Declassified US State Department cables document how Alfonso Portillo, the former president of Guatemala who recently pled guilty to money-laundering charges in New York, refused a plea deal following his arrest to chance his arm in the corrupt Guatemalan justice system.
Hours after Portillo’s arrest in January 2010, Stephen McFarland, then US Ambassador to Guatemala, met with Carlos Castresana, head of the International Commission Against Impunity in Guatemala (CICIG), to discuss the arrest of Portillo and the offers made to him to accelerate the judicial process, reported Plaza Publica.
A cable sent to the Department of State in Washington (pdf) says Portillo had been presented a choice: He could accept a reduced sentence in Guatemala for his embezzlement of state funds during his presidency, return the 3 million Euros discovered in his family’s European bank accounts, and be extradited to the US to face money-laundering charges.

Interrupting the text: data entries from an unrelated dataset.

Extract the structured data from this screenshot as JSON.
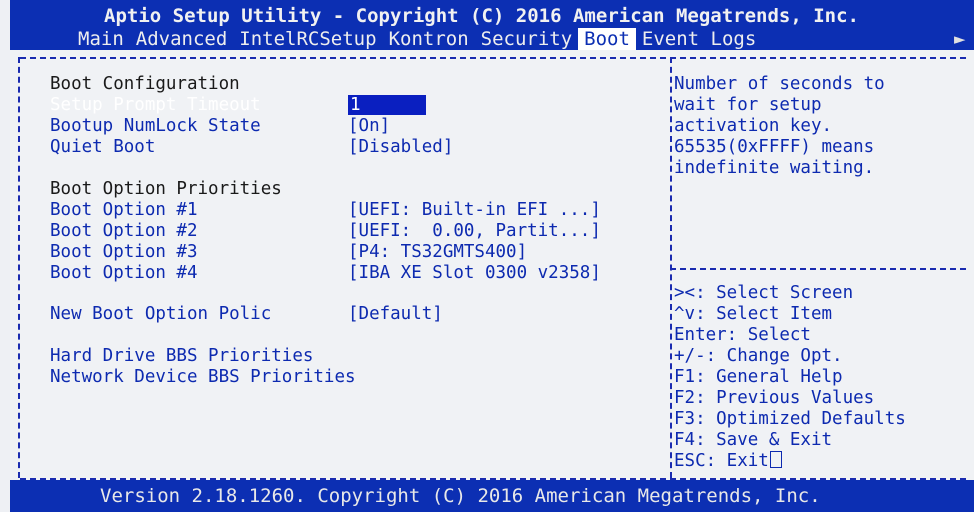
{
  "header": {
    "title": "Aptio Setup Utility - Copyright (C) 2016 American Megatrends, Inc.",
    "menu": [
      "Main",
      "Advanced",
      "IntelRCSetup",
      "Kontron",
      "Security",
      "Boot",
      "Event Logs"
    ],
    "active_tab": "Boot",
    "more_arrow": "►"
  },
  "settings": {
    "boot_config_heading": "Boot Configuration",
    "setup_prompt_timeout": {
      "label": "Setup Prompt Timeout",
      "value": "1"
    },
    "bootup_numlock": {
      "label": "Bootup NumLock State",
      "value": "[On]"
    },
    "quiet_boot": {
      "label": "Quiet Boot",
      "value": "[Disabled]"
    },
    "priorities_heading": "Boot Option Priorities",
    "boot_options": [
      {
        "label": "Boot Option #1",
        "value": "[UEFI: Built-in EFI ...]"
      },
      {
        "label": "Boot Option #2",
        "value": "[UEFI:  0.00, Partit...]"
      },
      {
        "label": "Boot Option #3",
        "value": "[P4: TS32GMTS400]"
      },
      {
        "label": "Boot Option #4",
        "value": "[IBA XE Slot 0300 v2358]"
      }
    ],
    "new_boot_option": {
      "label": "New Boot Option Polic",
      "value": "[Default]"
    },
    "hdd_bbs": "Hard Drive BBS Priorities",
    "net_bbs": "Network Device BBS Priorities"
  },
  "help": {
    "description": [
      "Number of seconds to",
      "wait for setup",
      "activation key.",
      "65535(0xFFFF) means",
      "indefinite waiting."
    ],
    "keys": [
      "><: Select Screen",
      "^v: Select Item",
      "Enter: Select",
      "+/-: Change Opt.",
      "F1: General Help",
      "F2: Previous Values",
      "F3: Optimized Defaults",
      "F4: Save & Exit",
      "ESC: Exit"
    ]
  },
  "footer": {
    "text": "Version 2.18.1260. Copyright (C) 2016 American Megatrends, Inc."
  }
}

Or, he could remain in detention in Guatemala City’s dangerous Zone 18 Prison while he contested criminal charges and extradition.
According to Castresana, Portillo immediately rejected voluntary extradition to the US, saying he would make his case in Guatemala.
Four other declassified cables also clearly show how the US Embassy was intimately involved with the legal case against Portillo and the work of CICIG, reported Plaza Publica. One cable (pdf), however, said this had implications for Embassy security, as Portillo was accusing McFarland of conspiring against him as retribution for not having supported the Iraq war.
Adding to these concerns, the cable refers to an incident in March 2010, when an anonymous caller claimed to have control over the three judges hearing the case of the US extradition request, and that he would kill their families if the case was not suspended. However, the judges verified their families were safe and the hearing continued.
Despite the strong evidence against him, Portillo was acquitted in May 2011 of stealing $15 million of state funds during his presidency. It would be another two years before he was finally extradited to the US, where he recently pleaded guilty to charges of accepting bribes and money laundering.
Portillo’s decision not to immediately accept a plea reflects the inefficiency and corruption in Guatemala’s justice system. Portillo opted to try his luck in Guatemala, and the decision proved the right one — he won his case.